Minister of Trade and Investment, Mr. Olusegun Aganga
By Crusoe Osagie
The Federal Government weekend, stated that it is observing the impact of the exit of regulatory agencies such as the National Agency for Food Drug Administration Control (NAFDAC) and Standards Organisation of Nigeria (SON) from the Nigerian ports.
The Minister of Trade and Investment, Mr. Olusegun Aganga, who spoke during the maiden Nigeria Quality Summit said although trade facilitation is the number one priority of government, it would also ensure that its regulatory agencies have all the tools they need to effectively carry out their given mandates.
“The number one priority of this administration is to ensure that trade happens unhindered and this is the reason why agencies such as NAFDAC and SON were withdrawn from the ports. However, we are still observing the situation and if it necessary for any adjustments to be made to enhance the effectiveness of these agencies towards improving the lives of Nigerians, we will not hesitate to look into it,” he said.
According to him, five regulatory agencies were asked to leave the ports by the federal government earlier in the year in order to cut down the transaction time at the ports. But some of the agencies due to this policy may have lost significant capacity to deliver on their mandate because the ports are an important component in the process of intersecting unwholesome products.

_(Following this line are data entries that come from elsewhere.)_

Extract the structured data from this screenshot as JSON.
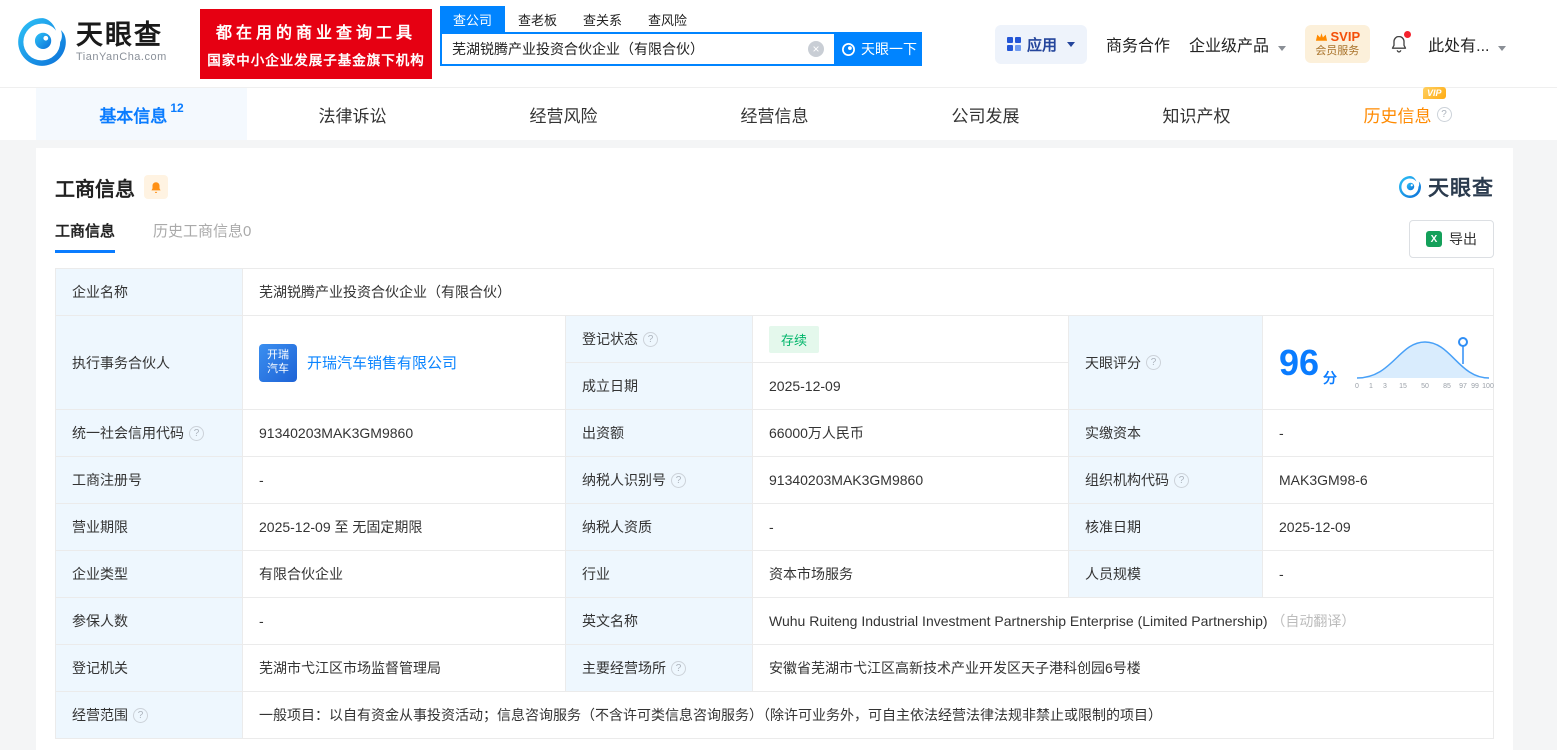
{
  "colors": {
    "brand_blue": "#0084ff",
    "banner_red": "#e60012",
    "status_green": "#00b56a",
    "history_orange": "#ff8a00",
    "label_bg": "#eef7fe"
  },
  "icons": {
    "clear": "×",
    "excel_x": "X",
    "help": "?"
  },
  "header": {
    "logo": {
      "name": "天眼查",
      "domain": "TianYanCha.com"
    },
    "promo": {
      "line1": "都在用的商业查询工具",
      "line2": "国家中小企业发展子基金旗下机构"
    },
    "search_tabs": [
      {
        "label": "查公司"
      },
      {
        "label": "查老板"
      },
      {
        "label": "查关系"
      },
      {
        "label": "查风险"
      }
    ],
    "search": {
      "value": "芜湖锐腾产业投资合伙企业（有限合伙）",
      "button": "天眼一下"
    },
    "apps_label": "应用",
    "links": {
      "cooperation": "商务合作",
      "enterprise": "企业级产品"
    },
    "vip": {
      "top": "SVIP",
      "bottom": "会员服务"
    },
    "user": "此处有..."
  },
  "nav": {
    "tabs": [
      {
        "label": "基本信息",
        "badge": "12"
      },
      {
        "label": "法律诉讼"
      },
      {
        "label": "经营风险"
      },
      {
        "label": "经营信息"
      },
      {
        "label": "公司发展"
      },
      {
        "label": "知识产权"
      },
      {
        "label": "历史信息",
        "vip_tag": "VIP"
      }
    ]
  },
  "business": {
    "title": "工商信息",
    "brand": "天眼查",
    "tabs": [
      {
        "label": "工商信息"
      },
      {
        "label": "历史工商信息0"
      }
    ],
    "export": "导出"
  },
  "info": {
    "company_name": {
      "label": "企业名称",
      "value": "芜湖锐腾产业投资合伙企业（有限合伙）"
    },
    "partner": {
      "label": "执行事务合伙人",
      "logo_line1": "开瑞",
      "logo_line2": "汽车",
      "value": "开瑞汽车销售有限公司"
    },
    "status": {
      "label": "登记状态",
      "value": "存续"
    },
    "established": {
      "label": "成立日期",
      "value": "2025-12-09"
    },
    "score": {
      "label": "天眼评分",
      "value": "96",
      "unit": "分",
      "axis": [
        "0",
        "1",
        "3",
        "15",
        "50",
        "85",
        "97",
        "99",
        "100"
      ]
    },
    "credit_code": {
      "label": "统一社会信用代码",
      "value": "91340203MAK3GM9860"
    },
    "capital": {
      "label": "出资额",
      "value": "66000万人民币"
    },
    "paid_capital": {
      "label": "实缴资本",
      "value": "-"
    },
    "reg_number": {
      "label": "工商注册号",
      "value": "-"
    },
    "taxpayer_id": {
      "label": "纳税人识别号",
      "value": "91340203MAK3GM9860"
    },
    "org_code": {
      "label": "组织机构代码",
      "value": "MAK3GM98-6"
    },
    "business_term": {
      "label": "营业期限",
      "value": "2025-12-09 至 无固定期限"
    },
    "taxpayer_quality": {
      "label": "纳税人资质",
      "value": "-"
    },
    "approval_date": {
      "label": "核准日期",
      "value": "2025-12-09"
    },
    "company_type": {
      "label": "企业类型",
      "value": "有限合伙企业"
    },
    "industry": {
      "label": "行业",
      "value": "资本市场服务"
    },
    "staff_size": {
      "label": "人员规模",
      "value": "-"
    },
    "insured_count": {
      "label": "参保人数",
      "value": "-"
    },
    "english_name": {
      "label": "英文名称",
      "value": "Wuhu Ruiteng Industrial Investment Partnership Enterprise (Limited Partnership)",
      "note": "（自动翻译）"
    },
    "registry": {
      "label": "登记机关",
      "value": "芜湖市弋江区市场监督管理局"
    },
    "address": {
      "label": "主要经营场所",
      "value": "安徽省芜湖市弋江区高新技术产业开发区天子港科创园6号楼"
    },
    "business_scope": {
      "label": "经营范围",
      "value": "一般项目：以自有资金从事投资活动；信息咨询服务（不含许可类信息咨询服务）（除许可业务外，可自主依法经营法律法规非禁止或限制的项目）"
    }
  }
}
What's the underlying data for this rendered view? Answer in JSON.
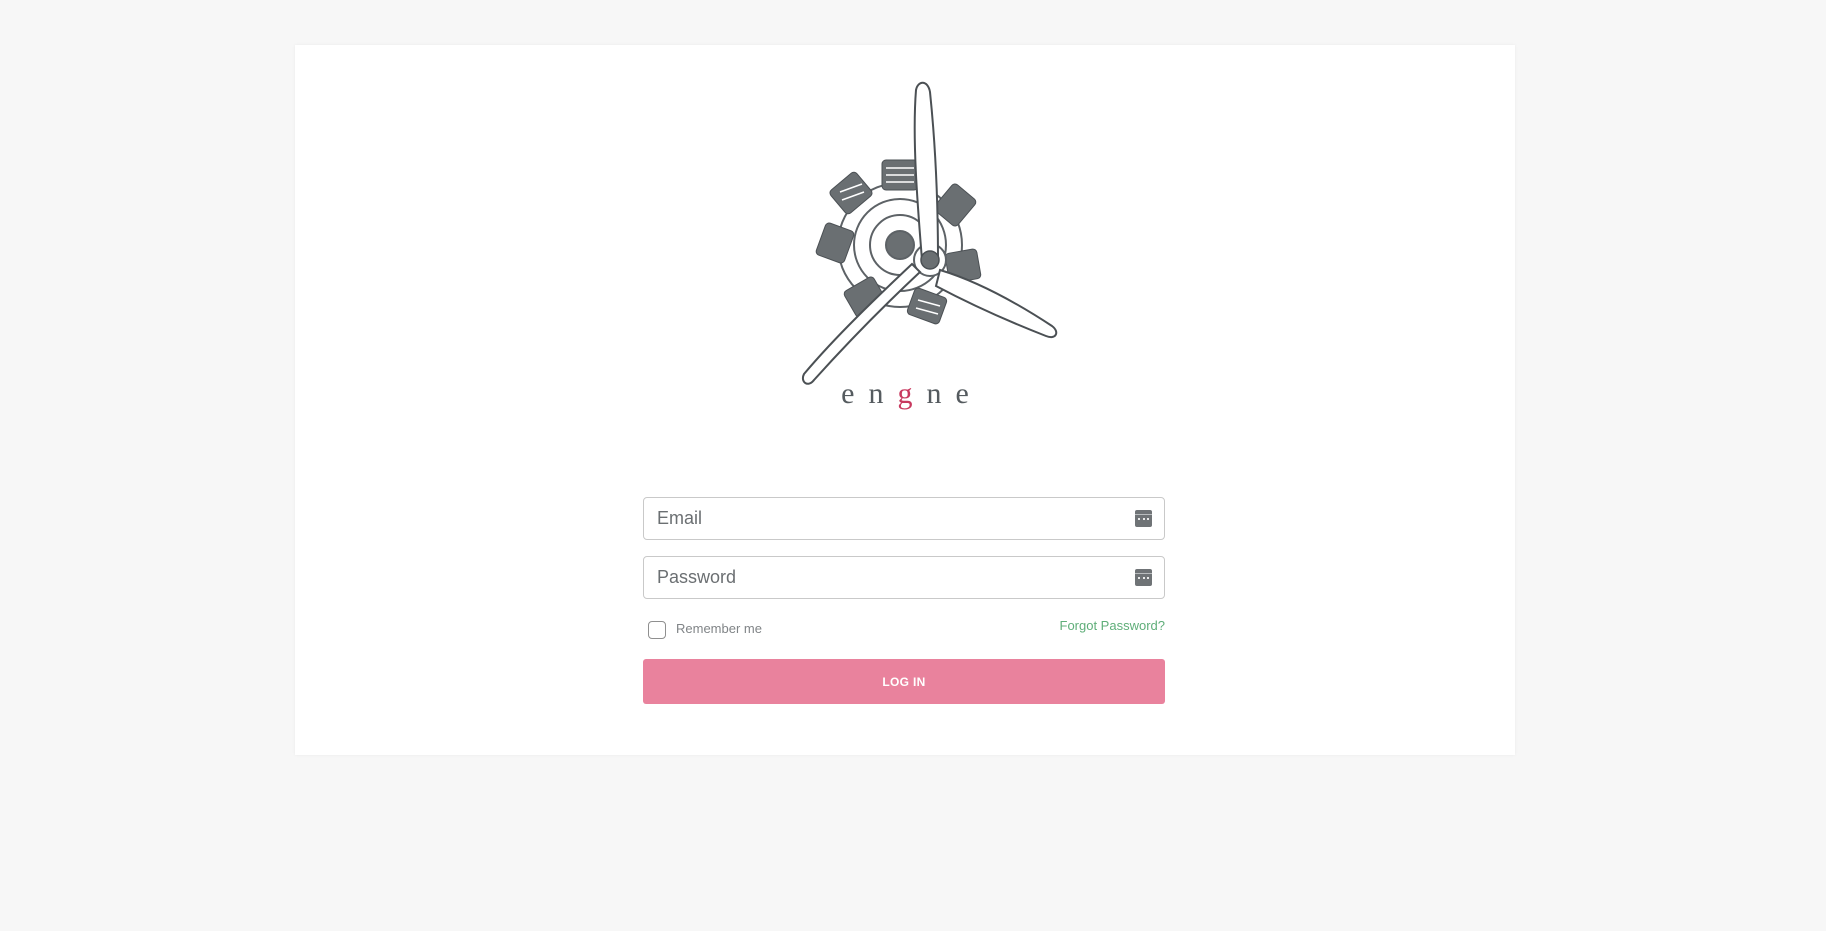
{
  "brand": {
    "logo_icon": "radial-engine-propeller-icon",
    "wordmark_parts": [
      "e",
      "n",
      "g",
      "n",
      "e"
    ],
    "accent_color": "#c8395f",
    "text_color": "#555b5f"
  },
  "login": {
    "email": {
      "placeholder": "Email",
      "value": "",
      "icon": "password-manager-key-icon"
    },
    "password": {
      "placeholder": "Password",
      "value": "",
      "icon": "password-manager-key-icon"
    },
    "remember_label": "Remember me",
    "remember_checked": false,
    "forgot_label": "Forgot Password?",
    "submit_label": "LOG IN",
    "button_color": "#e9829d",
    "link_color": "#5fae79"
  }
}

Also speaking at the event, the Director General, SON, Mr. Joseph Odumodu, said the summit was in continuation of the celebrations in Nigeria of the 2012 World Standard Day with the theme ‘Less Waste, Better Results-Standards Increase Efficiency’.
He stated that the imperatives of standards as a tool for increased efficiency in all activities cannot be over-emphasised, maintaining that the case of developing economies like Nigeria was even more critical given the myriad of challenges confronting the nation such as the hydra-headed dumping and circulation of substandard products, which has led to avoidable loss of lives and properties, undermined the security of the nation, impoverished the people and negatively impacted on the economies.
“The above challenges thus necessitate quick switch especially by the developing economies to any method or process that could assist and fast track increased efficiency in our various institutional arrangements with attendant positive impact on capacity utilisation, employment generation, general economic growth and the wellbeing of our people in line with the transformation agenda of the government,” he said.
In his words, “The overwhelming participation by stakeholders here today, including the mass media is a pointer to the fact that we are all determined to be a part of the process of change being championed by the Federal Government for Nigeria to take its rightful place in the committee of nations.”
He pointed out that Nigeria has the potential and indeed the capacity to become vibrant and stronger to compete favourably with the developed economies of the world, and said standard remains one of the key tools towards achieving this feat.
Aganga stressed the need for strict adherence to standards in the nation’s manufacturing and service industries, saying that it is sine qua non to trade facilitation as well as attracting investment to boost economic growth.
“Not to take anything for granted, I commissioned a study to help us uncover the extent of substandard goods prevalence and the report was damning. Nigeria had 85 per cent fake and adulterated goods prevalence in consumer goods,” he said.